Repeat every record word for word and omit the images.

*-*-*

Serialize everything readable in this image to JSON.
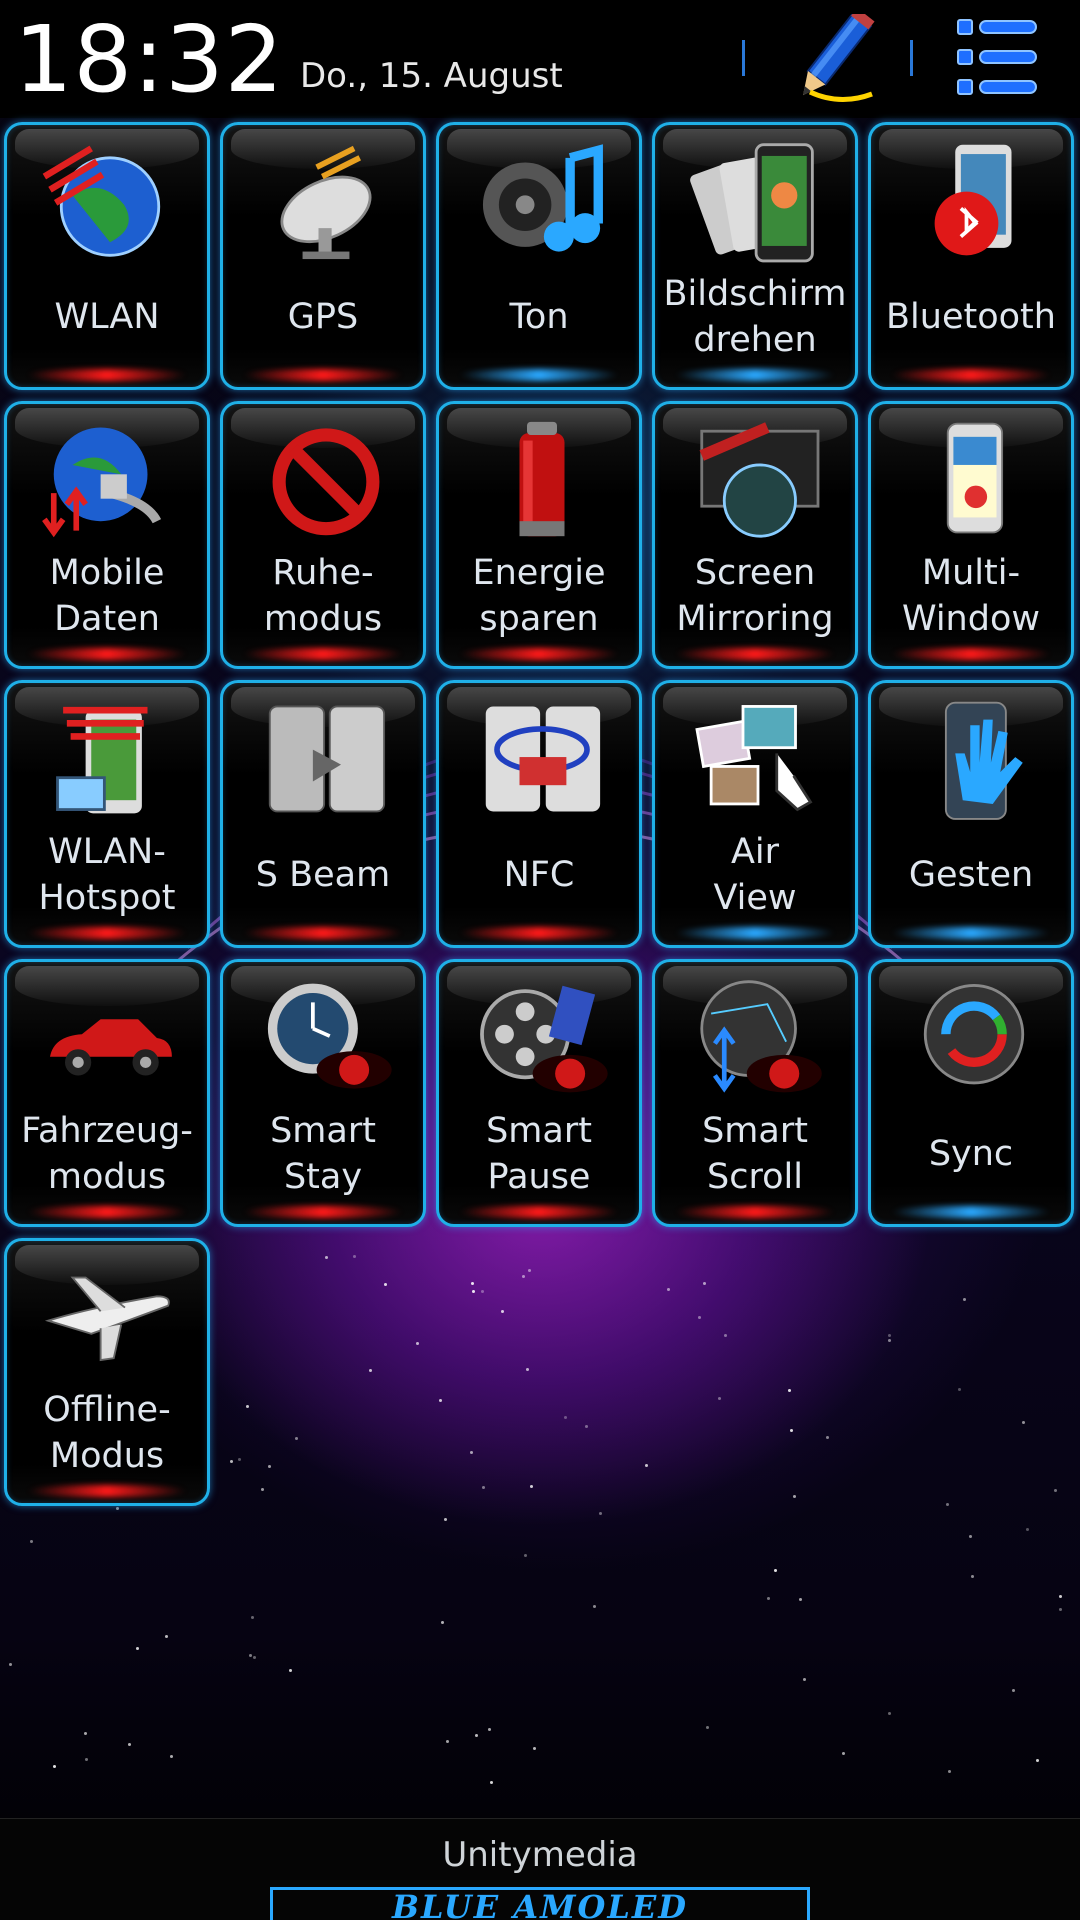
{
  "status": {
    "time": "18:32",
    "date": "Do., 15. August"
  },
  "toolbar": {
    "edit_icon": "pencil-icon",
    "menu_icon": "list-menu-icon"
  },
  "tiles": [
    {
      "label": "WLAN",
      "icon": "globe-wifi-icon",
      "state": "off"
    },
    {
      "label": "GPS",
      "icon": "satellite-dish-icon",
      "state": "off"
    },
    {
      "label": "Ton",
      "icon": "speaker-note-icon",
      "state": "on"
    },
    {
      "label": "Bildschirm\ndrehen",
      "icon": "rotate-phones-icon",
      "state": "on"
    },
    {
      "label": "Bluetooth",
      "icon": "bluetooth-phone-icon",
      "state": "off"
    },
    {
      "label": "Mobile\nDaten",
      "icon": "globe-data-icon",
      "state": "off"
    },
    {
      "label": "Ruhe-\nmodus",
      "icon": "prohibited-icon",
      "state": "off"
    },
    {
      "label": "Energie\nsparen",
      "icon": "battery-icon",
      "state": "off"
    },
    {
      "label": "Screen\nMirroring",
      "icon": "allshare-tv-icon",
      "state": "off"
    },
    {
      "label": "Multi-\nWindow",
      "icon": "multi-window-phone-icon",
      "state": "off"
    },
    {
      "label": "WLAN-\nHotspot",
      "icon": "hotspot-phone-icon",
      "state": "off"
    },
    {
      "label": "S Beam",
      "icon": "s-beam-phones-icon",
      "state": "off"
    },
    {
      "label": "NFC",
      "icon": "nfc-phones-icon",
      "state": "off"
    },
    {
      "label": "Air\nView",
      "icon": "air-view-photos-icon",
      "state": "on"
    },
    {
      "label": "Gesten",
      "icon": "hand-phone-icon",
      "state": "on"
    },
    {
      "label": "Fahrzeug-\nmodus",
      "icon": "car-icon",
      "state": "off"
    },
    {
      "label": "Smart\nStay",
      "icon": "clock-eye-icon",
      "state": "off"
    },
    {
      "label": "Smart\nPause",
      "icon": "film-reel-eye-icon",
      "state": "off"
    },
    {
      "label": "Smart\nScroll",
      "icon": "globe-eye-icon",
      "state": "off"
    },
    {
      "label": "Sync",
      "icon": "sync-globe-icon",
      "state": "on"
    },
    {
      "label": "Offline-\nModus",
      "icon": "airplane-icon",
      "state": "off"
    }
  ],
  "footer": {
    "carrier": "Unitymedia",
    "brand": "BLUE AMOLED"
  },
  "colors": {
    "accent": "#1fb0e8",
    "on_glow": "#2aa8ff",
    "off_glow": "#ff1a1a"
  }
}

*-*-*

_PROBLEM SOLUTION_
Serialize everything readable in this image to JSON.
{
  "status": {
    "time": "18:32",
    "date": "Do., 15. August"
  },
  "toolbar": {
    "edit_icon": "pencil-icon",
    "menu_icon": "list-menu-icon"
  },
  "tiles": [
    {
      "label": "WLAN",
      "icon": "globe-wifi-icon",
      "state": "off"
    },
    {
      "label": "GPS",
      "icon": "satellite-dish-icon",
      "state": "off"
    },
    {
      "label": "Ton",
      "icon": "speaker-note-icon",
      "state": "on"
    },
    {
      "label": "Bildschirm\ndrehen",
      "icon": "rotate-phones-icon",
      "state": "on"
    },
    {
      "label": "Bluetooth",
      "icon": "bluetooth-phone-icon",
      "state": "off"
    },
    {
      "label": "Mobile\nDaten",
      "icon": "globe-data-icon",
      "state": "off"
    },
    {
      "label": "Ruhe-\nmodus",
      "icon": "prohibited-icon",
      "state": "off"
    },
    {
      "label": "Energie\nsparen",
      "icon": "battery-icon",
      "state": "off"
    },
    {
      "label": "Screen\nMirroring",
      "icon": "allshare-tv-icon",
      "state": "off"
    },
    {
      "label": "Multi-\nWindow",
      "icon": "multi-window-phone-icon",
      "state": "off"
    },
    {
      "label": "WLAN-\nHotspot",
      "icon": "hotspot-phone-icon",
      "state": "off"
    },
    {
      "label": "S Beam",
      "icon": "s-beam-phones-icon",
      "state": "off"
    },
    {
      "label": "NFC",
      "icon": "nfc-phones-icon",
      "state": "off"
    },
    {
      "label": "Air\nView",
      "icon": "air-view-photos-icon",
      "state": "on"
    },
    {
      "label": "Gesten",
      "icon": "hand-phone-icon",
      "state": "on"
    },
    {
      "label": "Fahrzeug-\nmodus",
      "icon": "car-icon",
      "state": "off"
    },
    {
      "label": "Smart\nStay",
      "icon": "clock-eye-icon",
      "state": "off"
    },
    {
      "label": "Smart\nPause",
      "icon": "film-reel-eye-icon",
      "state": "off"
    },
    {
      "label": "Smart\nScroll",
      "icon": "globe-eye-icon",
      "state": "off"
    },
    {
      "label": "Sync",
      "icon": "sync-globe-icon",
      "state": "on"
    },
    {
      "label": "Offline-\nModus",
      "icon": "airplane-icon",
      "state": "off"
    }
  ],
  "footer": {
    "carrier": "Unitymedia",
    "brand": "BLUE AMOLED"
  },
  "colors": {
    "accent": "#1fb0e8",
    "on_glow": "#2aa8ff",
    "off_glow": "#ff1a1a"
  }
}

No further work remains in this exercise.